In part I of this series we looked at why the use of open-source software is now gaining momentum. Here, we take a look at some of the most-recognized open-source alternatives to Microsoft Office
“Light” desktop MS Office alternatives
KOffice is one “light” answer to Microsoft Office from KDE, a Minneapolis-hatched open-source software community. With KOffice, “the main benefit is that it’s incredibly light weight,” says KDE spokesperson Wade Olson. “It takes up less space, starts faster, may respond faster, and it integrates with—benefits from the—KDE desktop.”
“We have applications that typically match up with Microsoft Office and Open Office as expected, with Excel and Word expectations,” Olson says. “With ours, we also bind in Krita, which is along the lines of a light-weight Adobe PhotoShop.” In July 2008, KDE 4.1 was released. In January 2009, we’ll have KDE 4.2. KOffice, because of its size, has its own release schedule. A “big, big release called KOffice 2.0,” Olson says, “will be out within the next six months.”
Meanwhile, there are piecemeal programs specific to word processing, spreadsheets and desktop publishing that—thanks to a new Open Document Format plug-in—are viewable from any computer with or without the software that created it. There’s a regularly updated list at Opendocumentfellowship.com..
“Heavy” desktop Office alternatives
The next category of software is those Office suites that are just as memory-heavy as Microsoft’s. The free suite available from Sun Microsystems, called Open Office, and StarOffice,a commercial version of Open Office, both take up just about as much file space as Microsoft Office. However, downloaded open-source suites such as these come at a much lower price-point.
“I’ve installed Open Office a number of times, and the people that I know of that have used it have been pretty happy,” says Evan Morrison, owner of MyTechPDX.com, a Portland, Ore.-based computer consultancy. “It’s fully compatible with Microsoft Office, but doesn’t include any kind of contact management software like Outlook. It does have a writing program, an Excel-like spreadsheet, a PowerPoint alternative and a drawing alternative.”
Open Office works with both Mac and PC, with built-in, one-click PDF export capability.

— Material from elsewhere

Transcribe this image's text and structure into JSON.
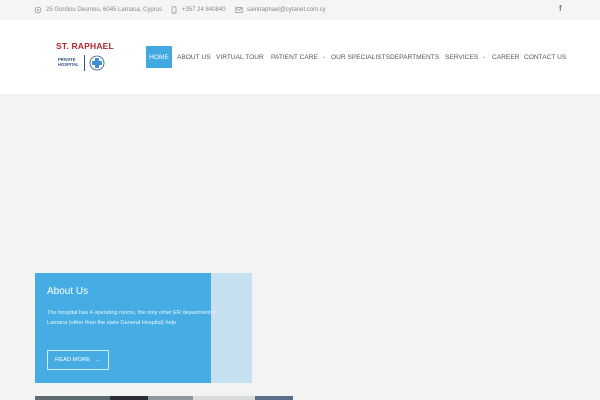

StarOffice from Sun Microsystems, even advertises itself as the “affordable alternative to Microsoft Office.” At $69.95, and volume pricing for businesses, StarOffice 8 can read, edit and save MS Office files. It comes with its own word processing software, Writer, which integrates multimedia support; its own spreadsheet software, Calc, which integrates the ability for website visitors to perform “what if” calculations directly from an ecommerce site or blog using the spreadsheet’s original calculation formulas. It also has its own presentation software, Impress, with 150 animation effects and integrated spreadsheet functions, and its own Draw graphics and Base database programs. PDF export is available in all applications.
While full-function StarOffice 8 runs on Solaris, Windows and Linux operating systems, a new StarOffice 9 will finally bridge the Mac gap. The StarOffice 9 Beta also allows PDF editing, and includes new productivity tools. Use it for 90 days free with required bi-weekly evaluations.
Browser-based MS Office alternatives
Within this category you’ll find Google Docs (free) and ThinkFree Office 3 ($49.95). These are accessed and saved online, viewable and editable from any computer by anyone given access (changes are shared in real time). Files are stored “securely” online. Files also can be imported to or uploaded from a desktop or saved in browser settings until the next time the user goes online.
For example, each feature in ThinkFree’s Office suite–Write, Calc and Show–was designed for compatibility with Microsoft Office. It works online and syncs to a free 1GB storage account that comes with the ThinkFree suite. Files can be converted to Adobe PDF without additional software, with compatibility for Mac, Linux and Windows platforms. Note that documents can be created online or uploaded from a desktop, ideal for those who commute, travel or share computers.
Meanwhile, Google Docs offers its own Documents, Spreadsheets and Presentations programs. Like ThinkFree, users can disconnect from the Internet without disconnecting from their work. In Google Docs there’s also an on-screen chat window for spreadsheets.
Mainstreaming open source
“The good thing about most open-source software is that it’s free, comes today with the graphic interfaces we’re used to, and can easily be streamlined to include just the functionality you want,” says Jacob Fain, at FreeGeek.org (“I’m the free part of free geek,” Fain says). Free Geek is a 501(c)(3) not-for-profit community organization that recycles “used technology” to provide computers, education, Internet access and job skills training to those in need.
“If you want something different for your system, you just have to go look for it—and download it,” Fain says. “It’s easier to find the software that’s on [your computer]. It’s easier to find the documents you’re looking for and add software. You can categorize your documents and create your own specific sets of file systems as opposed to generic settings that come out of the box with standard operating systems.”
In the end, each of the above Office alternatives are, “built entirely from scratch,” Olson at KDE says about open-source software’s’ direct competition to Microsoft. “Whether patents are or are not held, at some point it gets to …would there be a backlash against someone owning 95 percent of the market share?”